> _WHAT IS EXPECTED_
Could you filter the records below and keep only the lines with the word "name"?

[THE RECORDS Boundary: Start]

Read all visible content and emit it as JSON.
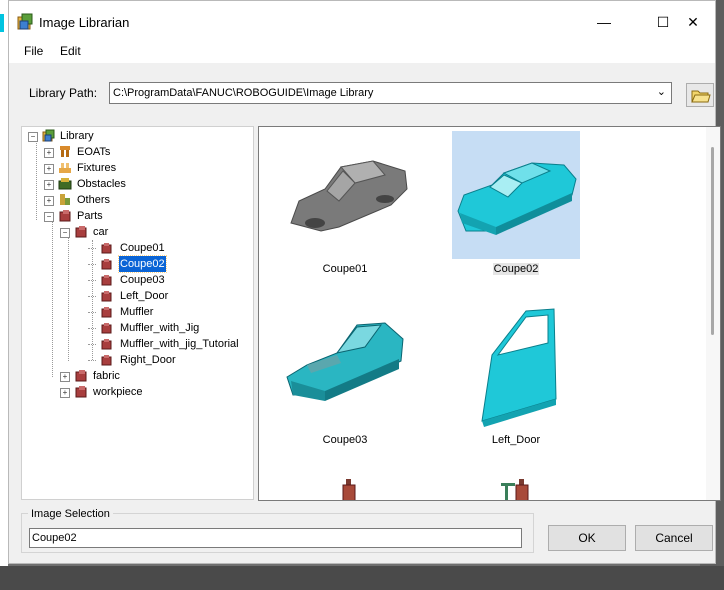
{
  "window": {
    "title": "Image Librarian"
  },
  "title_buttons": {
    "minimize": "—",
    "maximize": "☐",
    "close": "✕"
  },
  "menu": {
    "file": "File",
    "edit": "Edit"
  },
  "library_path": {
    "label": "Library Path:",
    "value": "C:\\ProgramData\\FANUC\\ROBOGUIDE\\Image Library",
    "dropdown_arrow": "⌄"
  },
  "tree": {
    "root": "Library",
    "categories": [
      "EOATs",
      "Fixtures",
      "Obstacles",
      "Others",
      "Parts"
    ],
    "parts_children": [
      "car",
      "fabric",
      "workpiece"
    ],
    "car_items": [
      "Coupe01",
      "Coupe02",
      "Coupe03",
      "Left_Door",
      "Muffler",
      "Muffler_with_Jig",
      "Muffler_with_jig_Tutorial",
      "Right_Door"
    ],
    "selected": "Coupe02"
  },
  "grid": {
    "items": [
      "Coupe01",
      "Coupe02",
      "Coupe03",
      "Left_Door"
    ]
  },
  "image_selection": {
    "label": "Image Selection",
    "value": "Coupe02"
  },
  "buttons": {
    "ok": "OK",
    "cancel": "Cancel"
  },
  "colors": {
    "accent": "#00c4e0",
    "selection": "#0a64d6",
    "thumb_selection": "#c6ddf4",
    "cyan_model": "#1fc8d8"
  }
}
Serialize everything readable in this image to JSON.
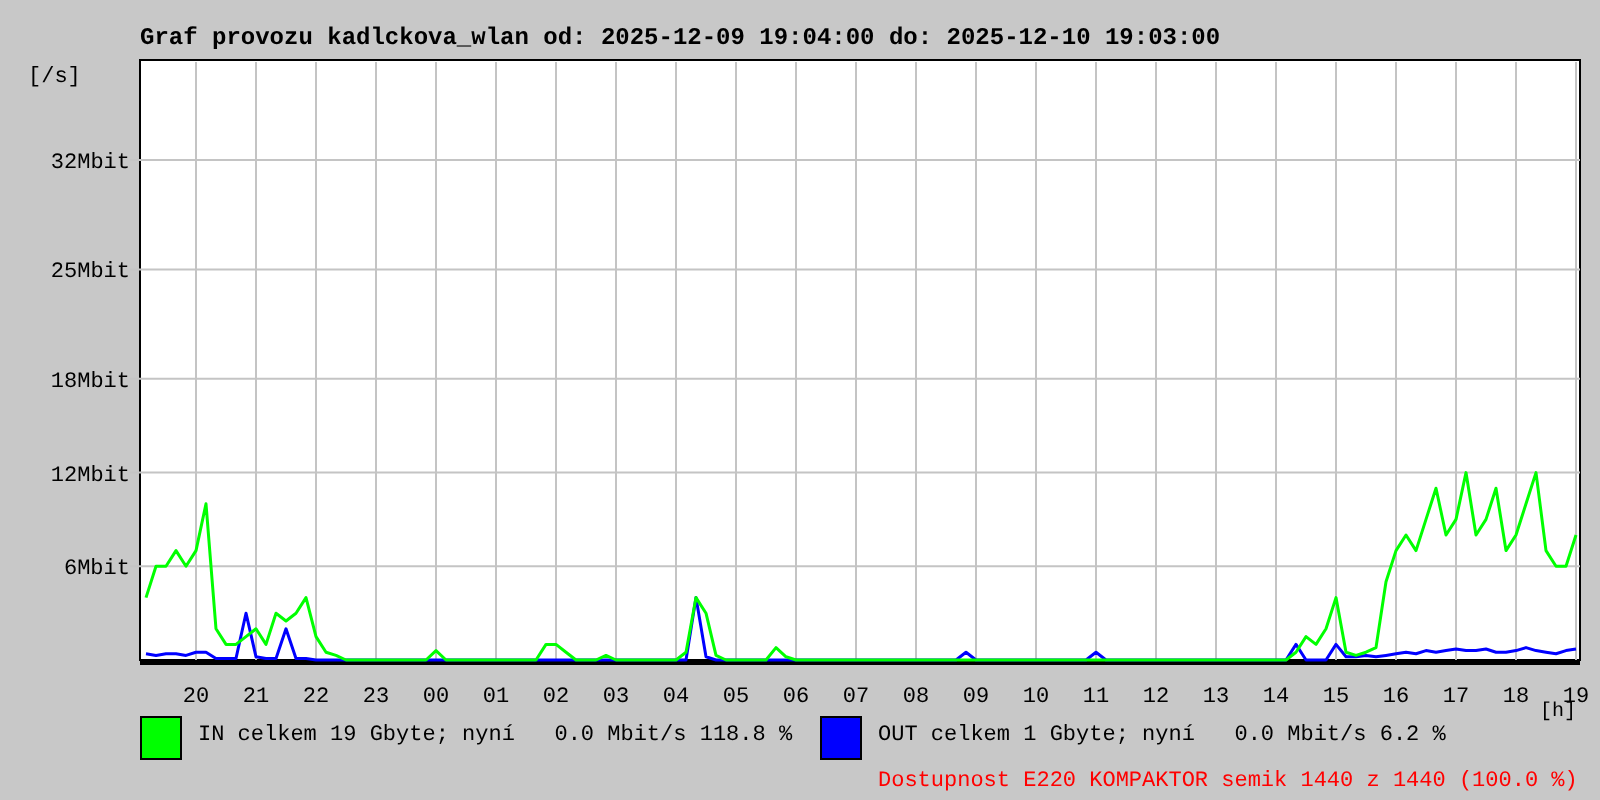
{
  "chart_data": {
    "type": "line",
    "title": "Graf provozu kadlckova_wlan od: 2025-12-09 19:04:00 do: 2025-12-10 19:03:00",
    "xlabel": "[h]",
    "ylabel": "[/s]",
    "categories": [
      null,
      null,
      null,
      null,
      null,
      "20",
      null,
      null,
      null,
      null,
      null,
      "21",
      null,
      null,
      null,
      null,
      null,
      "22",
      null,
      null,
      null,
      null,
      null,
      "23",
      null,
      null,
      null,
      null,
      null,
      "00",
      null,
      null,
      null,
      null,
      null,
      "01",
      null,
      null,
      null,
      null,
      null,
      "02",
      null,
      null,
      null,
      null,
      null,
      "03",
      null,
      null,
      null,
      null,
      null,
      "04",
      null,
      null,
      null,
      null,
      null,
      "05",
      null,
      null,
      null,
      null,
      null,
      "06",
      null,
      null,
      null,
      null,
      null,
      "07",
      null,
      null,
      null,
      null,
      null,
      "08",
      null,
      null,
      null,
      null,
      null,
      "09",
      null,
      null,
      null,
      null,
      null,
      "10",
      null,
      null,
      null,
      null,
      null,
      "11",
      null,
      null,
      null,
      null,
      null,
      "12",
      null,
      null,
      null,
      null,
      null,
      "13",
      null,
      null,
      null,
      null,
      null,
      "14",
      null,
      null,
      null,
      null,
      null,
      "15",
      null,
      null,
      null,
      null,
      null,
      "16",
      null,
      null,
      null,
      null,
      null,
      "17",
      null,
      null,
      null,
      null,
      null,
      "18",
      null,
      null,
      null,
      null,
      null,
      "19"
    ],
    "series": [
      {
        "name": "IN celkem 19 Gbyte; nyní   0.0 Mbit/s 118.8 %",
        "color": "#00ff00",
        "values": [
          4,
          6,
          6,
          7,
          6,
          7,
          10,
          2,
          1,
          1,
          1.5,
          2,
          1,
          3,
          2.5,
          3,
          4,
          1.5,
          0.5,
          0.3,
          0,
          0,
          0,
          0,
          0,
          0,
          0,
          0,
          0,
          0.6,
          0,
          0,
          0,
          0,
          0,
          0,
          0,
          0,
          0,
          0,
          1,
          1,
          0.5,
          0,
          0,
          0,
          0.3,
          0,
          0,
          0,
          0,
          0,
          0,
          0,
          0.5,
          4,
          3,
          0.3,
          0,
          0,
          0,
          0,
          0,
          0.8,
          0.2,
          0,
          0,
          0,
          0,
          0,
          0,
          0,
          0,
          0,
          0,
          0,
          0,
          0,
          0,
          0,
          0,
          0,
          0,
          0,
          0,
          0,
          0,
          0,
          0,
          0,
          0,
          0,
          0,
          0,
          0,
          0,
          0,
          0,
          0,
          0,
          0,
          0,
          0,
          0,
          0,
          0,
          0,
          0,
          0,
          0,
          0,
          0,
          0,
          0,
          0,
          0.5,
          1.5,
          1,
          2,
          4,
          0.5,
          0.3,
          0.5,
          0.8,
          5,
          7,
          8,
          7,
          9,
          11,
          8,
          9,
          12,
          8,
          9,
          11,
          7,
          8,
          10,
          12,
          7,
          6,
          6,
          8
        ]
      },
      {
        "name": "OUT celkem 1 Gbyte; nyní   0.0 Mbit/s 6.2 %",
        "color": "#0000ff",
        "values": [
          0.4,
          0.3,
          0.4,
          0.4,
          0.3,
          0.5,
          0.5,
          0.1,
          0.1,
          0.1,
          3,
          0.2,
          0.1,
          0.1,
          2,
          0.1,
          0.1,
          0,
          0,
          0,
          0,
          0,
          0,
          0,
          0,
          0,
          0,
          0,
          0,
          0,
          0,
          0,
          0,
          0,
          0,
          0,
          0,
          0,
          0,
          0,
          0,
          0,
          0,
          0,
          0,
          0,
          0,
          0,
          0,
          0,
          0,
          0,
          0,
          0,
          0,
          4,
          0.2,
          0,
          0,
          0,
          0,
          0,
          0,
          0,
          0,
          0,
          0,
          0,
          0,
          0,
          0,
          0,
          0,
          0,
          0,
          0,
          0,
          0,
          0,
          0,
          0,
          0,
          0.5,
          0,
          0,
          0,
          0,
          0,
          0,
          0,
          0,
          0,
          0,
          0,
          0,
          0.5,
          0,
          0,
          0,
          0,
          0,
          0,
          0,
          0,
          0,
          0,
          0,
          0,
          0,
          0,
          0,
          0,
          0,
          0,
          0,
          1,
          0,
          0,
          0,
          1,
          0.2,
          0.2,
          0.3,
          0.2,
          0.3,
          0.4,
          0.5,
          0.4,
          0.6,
          0.5,
          0.6,
          0.7,
          0.6,
          0.6,
          0.7,
          0.5,
          0.5,
          0.6,
          0.8,
          0.6,
          0.5,
          0.4,
          0.6,
          0.7
        ]
      }
    ],
    "ylim": [
      0,
      38.4
    ],
    "grid": true,
    "yticks": [
      {
        "value": 6,
        "label": "6Mbit"
      },
      {
        "value": 12,
        "label": "12Mbit"
      },
      {
        "value": 18,
        "label": "18Mbit"
      },
      {
        "value": 25,
        "label": "25Mbit"
      },
      {
        "value": 32,
        "label": "32Mbit"
      }
    ]
  },
  "availability": "Dostupnost E220 KOMPAKTOR semik 1440 z 1440 (100.0 %)"
}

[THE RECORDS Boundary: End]

> _SOLUTION TO THIS TASK_
        "name": "IN celkem 19 Gbyte; nyní   0.0 Mbit/s 118.8 %",
        "name": "OUT celkem 1 Gbyte; nyní   0.0 Mbit/s 6.2 %",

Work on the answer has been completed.